3. Explain cardinal directions. Tell them that another way to talk about where things are is to use the cardinal directions north, south, east, and west. Ask your child to imagine taking a walk in this park. Point at the swing and ask your child to start here. Explain that if you walk in the direction of the north arrow, you would be walking north. If you turn left and walk in the direction of the west arrow, you would walk west, and so on. Ask questions using cardinal directions: What is south of the slide? (the seesaw) What is east of the swing? (a tree) Is the slide on the east or west side of the park? (west) Is the fountain east or west of the slide? (west)
4. Make a map of your new playground. Have your child create a map with a key on drawing paper. Have them use at least three symbols in the map key and on the map. Have them use crayons or colored pencils for coloring. Help them to add arrows for the cardinal directions.
Making and Analyzing a Community Map
Ideally, this activity will take place over the course of three days. It is a wonderful way for older children to get a handle on their new surroundings.
1. Have your child sketch their new home or school and the area around it from memory. Have them include the streets, buildings, and other sites they can think of that surround their home/school.

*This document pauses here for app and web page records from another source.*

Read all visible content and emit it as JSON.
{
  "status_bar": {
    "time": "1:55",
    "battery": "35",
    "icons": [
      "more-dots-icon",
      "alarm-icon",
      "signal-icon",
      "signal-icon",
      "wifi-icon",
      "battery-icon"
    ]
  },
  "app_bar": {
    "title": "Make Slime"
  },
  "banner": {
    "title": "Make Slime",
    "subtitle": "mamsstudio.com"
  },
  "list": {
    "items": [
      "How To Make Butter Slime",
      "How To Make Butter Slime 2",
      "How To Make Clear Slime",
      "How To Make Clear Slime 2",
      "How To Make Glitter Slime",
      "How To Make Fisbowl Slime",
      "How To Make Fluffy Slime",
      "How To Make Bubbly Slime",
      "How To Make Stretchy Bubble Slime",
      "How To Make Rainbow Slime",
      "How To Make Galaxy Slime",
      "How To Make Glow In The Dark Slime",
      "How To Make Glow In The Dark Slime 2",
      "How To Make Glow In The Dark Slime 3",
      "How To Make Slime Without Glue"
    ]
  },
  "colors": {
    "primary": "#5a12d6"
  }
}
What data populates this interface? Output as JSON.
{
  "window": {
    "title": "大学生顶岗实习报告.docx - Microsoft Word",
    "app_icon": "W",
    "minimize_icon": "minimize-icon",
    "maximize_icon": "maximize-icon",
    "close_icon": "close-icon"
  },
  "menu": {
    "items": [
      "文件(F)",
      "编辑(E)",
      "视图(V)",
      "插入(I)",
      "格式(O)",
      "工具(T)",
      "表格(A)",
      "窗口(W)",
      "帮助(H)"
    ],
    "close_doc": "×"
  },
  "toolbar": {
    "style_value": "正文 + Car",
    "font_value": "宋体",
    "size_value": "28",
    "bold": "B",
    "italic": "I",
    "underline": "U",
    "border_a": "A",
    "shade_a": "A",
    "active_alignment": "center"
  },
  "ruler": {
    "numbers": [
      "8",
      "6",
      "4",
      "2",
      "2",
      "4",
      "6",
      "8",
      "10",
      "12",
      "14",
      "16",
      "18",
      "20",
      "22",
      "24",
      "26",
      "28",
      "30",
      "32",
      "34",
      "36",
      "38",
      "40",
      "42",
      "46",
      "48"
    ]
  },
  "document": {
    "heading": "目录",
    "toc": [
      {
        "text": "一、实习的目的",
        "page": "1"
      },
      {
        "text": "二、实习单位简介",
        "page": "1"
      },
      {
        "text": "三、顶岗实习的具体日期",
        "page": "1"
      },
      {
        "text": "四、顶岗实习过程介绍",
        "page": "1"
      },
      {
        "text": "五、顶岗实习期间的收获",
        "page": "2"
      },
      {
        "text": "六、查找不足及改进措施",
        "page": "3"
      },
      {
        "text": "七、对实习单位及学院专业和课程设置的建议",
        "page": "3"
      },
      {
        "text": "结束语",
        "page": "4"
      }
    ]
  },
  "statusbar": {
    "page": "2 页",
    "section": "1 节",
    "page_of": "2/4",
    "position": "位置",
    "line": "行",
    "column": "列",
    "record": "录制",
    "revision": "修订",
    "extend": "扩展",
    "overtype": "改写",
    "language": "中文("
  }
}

2. Walk the neighborhood and revise sketches. Next, go outside for a walk to see how accurate their sketched maps and ideas were. Give them an opportunity to carry their sketched maps on a clipboard and add to or change their maps based on what they see.
1. View a map of the larger area surrounding their home/school. Ask them to trace the route traveled around the neighborhood on day 1.
2. Plot home and school locations on a large map. Have your child use markers or colored pencils to plot their home and school locations on their printed maps. Have them plot the route they take from home to school.
3. Analyze the spatial arrangement of your new community. Younger kids can use the language of location such as near, far, and next to; older kids can include cardinal directions.
1. Investigate other neighborhood service locations. Choose one or two other neighborhood public service buildings, such as a library, bank, police station, hospital, or fire station, to study. Plot the building’s location on the printed maps, and determine what types of buildings surround your new home.
2. Summarize ideas about locations of services. Have your child draw pictures of each site studied. Have them write two or three sentences below each picture, describing where the site is located and giving reasons for the location of each service.
Make a Map of Your State
It can be helpful for children, when moving states, to understand their new home in a broader context. It can also give them adventures to look forward to as you explore your wider environment as a family.
What you’ll need:
-paper and pens
-a map of your new state
-print or digital resources about your state for research purposes
1. Find a large outline map of your state or district.
2. Have a discussion about tourism maps and what information might be most useful. Talk about the kinds of information that could be included on a state tourism map. Talk about how anything that exists in the world can be mapped, and how mapmakers always have a purpose for creating a map.
3. Have your child research specific features of your state or district’s history. Give your child atlases, your state government’s tourism information, National Geographic’s travel website, and other online resources to research your state or district.
4. Choose symbols for each feature. Determine symbols and colors you can use to represent different information, for example, gold stars for capital cities, gray triangles for mountains, and blue markers to delineate rivers on the map. Help them create a map legend.
5. Draw your state map. Make a list as a family of places you would like to go visit, and make a concrete plan to visit at least one of them.
Activities adapted from National Geographic’s Map Skills for Elementary Students. https://www.nationalgeographic.org/education/map-skills-elementary-students/